Make sure they know what it is. Imagine you have been nursing happily along for a month, and then someone tries to put a cold piece of silicone in your mouth. You don’t know what it is, you don’t know what comes out of it, you just know that it’s not mom and you don’t want it. A nursing baby isn’t going to immediately recognize a bottle as something that has food in it. Try keeping the nipple in your bra for a while so it smells like you. When the bottle is ready, dip the tip of it in the milk so when it comes near baby’s mouth she can smell and taste it. Sleep with a burp cloth in your shirt and have whoever is giving the bottle wrap it around the bottle so your smell is nearby. Anything that can associate the bottle with you OUT OF YOUR PRESENCE is a good thing.
Bait and switch. This method is often recommended for moms who are trying to get babies to latch after having been too used to the bottle, but it works this way as well for some moms. If you can get your little one nursing happily, especially at a sleepy time, try gently removing the baby from the breast and slipping the bottle in. Sometimes babies will take to a bottle if they start getting the milk right away in this situation. Try dipping the nipple in the milk first to make the transition a little more seamless.
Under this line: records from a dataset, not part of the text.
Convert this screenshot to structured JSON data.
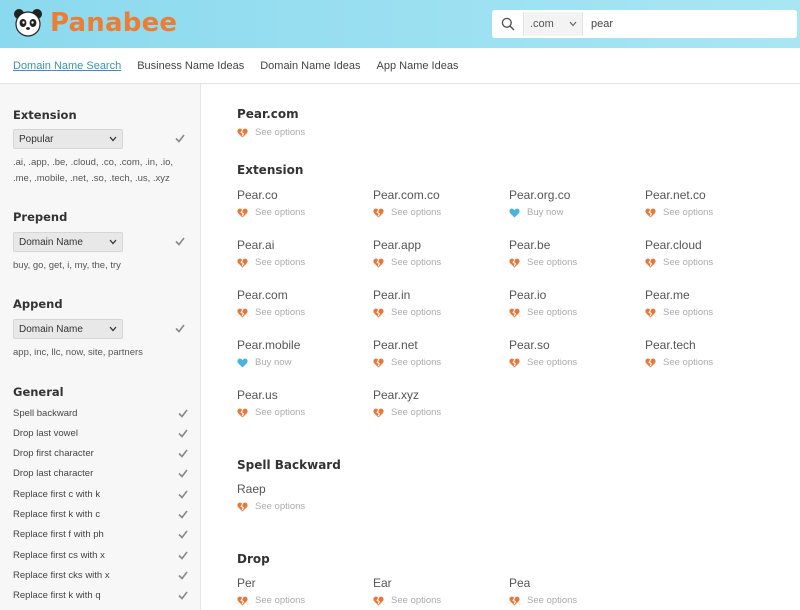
{
  "header": {
    "brand": "Panabee",
    "tld": ".com",
    "query": "pear"
  },
  "nav": [
    "Domain Name Search",
    "Business Name Ideas",
    "Domain Name Ideas",
    "App Name Ideas"
  ],
  "sidebar": {
    "extension": {
      "title": "Extension",
      "select": "Popular",
      "desc": ".ai, .app, .be, .cloud, .co, .com, .in, .io, .me, .mobile, .net, .so, .tech, .us, .xyz"
    },
    "prepend": {
      "title": "Prepend",
      "select": "Domain Name",
      "desc": "buy, go, get, i, my, the, try"
    },
    "append": {
      "title": "Append",
      "select": "Domain Name",
      "desc": "app, inc, llc, now, site, partners"
    },
    "general": {
      "title": "General",
      "items": [
        "Spell backward",
        "Drop last vowel",
        "Drop first character",
        "Drop last character",
        "Replace first c with k",
        "Replace first k with c",
        "Replace first f with ph",
        "Replace first cs with x",
        "Replace first cks with x",
        "Replace first k with q"
      ]
    }
  },
  "main": {
    "top": {
      "title": "Pear.com",
      "action": "See options",
      "status": "taken"
    },
    "extension": {
      "title": "Extension",
      "items": [
        {
          "name": "Pear.co",
          "action": "See options",
          "status": "taken"
        },
        {
          "name": "Pear.com.co",
          "action": "See options",
          "status": "taken"
        },
        {
          "name": "Pear.org.co",
          "action": "Buy now",
          "status": "available"
        },
        {
          "name": "Pear.net.co",
          "action": "See options",
          "status": "taken"
        },
        {
          "name": "Pear.ai",
          "action": "See options",
          "status": "taken"
        },
        {
          "name": "Pear.app",
          "action": "See options",
          "status": "taken"
        },
        {
          "name": "Pear.be",
          "action": "See options",
          "status": "taken"
        },
        {
          "name": "Pear.cloud",
          "action": "See options",
          "status": "taken"
        },
        {
          "name": "Pear.com",
          "action": "See options",
          "status": "taken"
        },
        {
          "name": "Pear.in",
          "action": "See options",
          "status": "taken"
        },
        {
          "name": "Pear.io",
          "action": "See options",
          "status": "taken"
        },
        {
          "name": "Pear.me",
          "action": "See options",
          "status": "taken"
        },
        {
          "name": "Pear.mobile",
          "action": "Buy now",
          "status": "available"
        },
        {
          "name": "Pear.net",
          "action": "See options",
          "status": "taken"
        },
        {
          "name": "Pear.so",
          "action": "See options",
          "status": "taken"
        },
        {
          "name": "Pear.tech",
          "action": "See options",
          "status": "taken"
        },
        {
          "name": "Pear.us",
          "action": "See options",
          "status": "taken"
        },
        {
          "name": "Pear.xyz",
          "action": "See options",
          "status": "taken"
        }
      ]
    },
    "spell_backward": {
      "title": "Spell Backward",
      "items": [
        {
          "name": "Raep",
          "action": "See options",
          "status": "taken"
        }
      ]
    },
    "drop": {
      "title": "Drop",
      "items": [
        {
          "name": "Per",
          "action": "See options",
          "status": "taken"
        },
        {
          "name": "Ear",
          "action": "See options",
          "status": "taken"
        },
        {
          "name": "Pea",
          "action": "See options",
          "status": "taken"
        }
      ]
    }
  },
  "colors": {
    "brand": "#ee7d33",
    "header_bg": "#9fe1f2",
    "link_active": "#3a8fc4",
    "taken_heart": "#e8773a",
    "available_heart": "#49b3e0",
    "check": "#888888"
  },
  "icons": {
    "logo": "panda-icon",
    "search": "search-icon",
    "chevron": "chevron-down-icon",
    "check": "check-icon",
    "taken": "broken-heart-icon",
    "available": "heart-icon"
  }
}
Don’t give up too easily. Hungry babies will eat. I will tell you that in my own life, I had a miserable time with this with my first son. We tried for 2 months to give him the bottle. We didn’t try often enough – -one every 4 or 5 days, and I was usually in the house somewhere – but we gave is what I thought at the time was a reasonable effort. He refused the bottle the first 3 days of day care. Everyone was miserable. He nursed ALLLLLLL night long those first days, and I was going back to work and pretty tired already. Night nursing is not a bad thing, and is more or less inevitable for most moms, but 5-6 feedings in a night because little man didn’t want to drink a bottle is pretty untenable. On the fourth day of day care, he gave in. He drained his bottles all day, and pretty much never looked back. In fact, I had a terrible time weaning him OFF the bottle eventually! I have heard of a few rare cases where babies simply wouldn’t take a bottle away from mom, but in general, if a baby is away from mom for long enough and often enough because she is at work or school, the baby WILL give in and take a bottle. But it really is more pleasant to master the bottle ahead of time if you can!
Keep it warm. Milk straight from mom’s breast during nursing is super warm. Just the right temperature, in fact. If you are giving a bottle, the milk will cool as it sits out. Sometimes babies will take a bottle at first and then stop in a minute or two. Try running it under warm water or letting it sit in a pot of warm water for a minute or two. Sometimes babies just want the comfort of the warmth. My younger son liked his bottle milk very warm. If I pumped fresh milk for a bottle, he still preferred it if I warmed it up a tad first! Just make sure to swirl (NEVER shake) the milk to even out the temperature and test it on the inside of your wrist to make sure it’s not too hot.
Still have questions? Contact Megan if you need more assistance!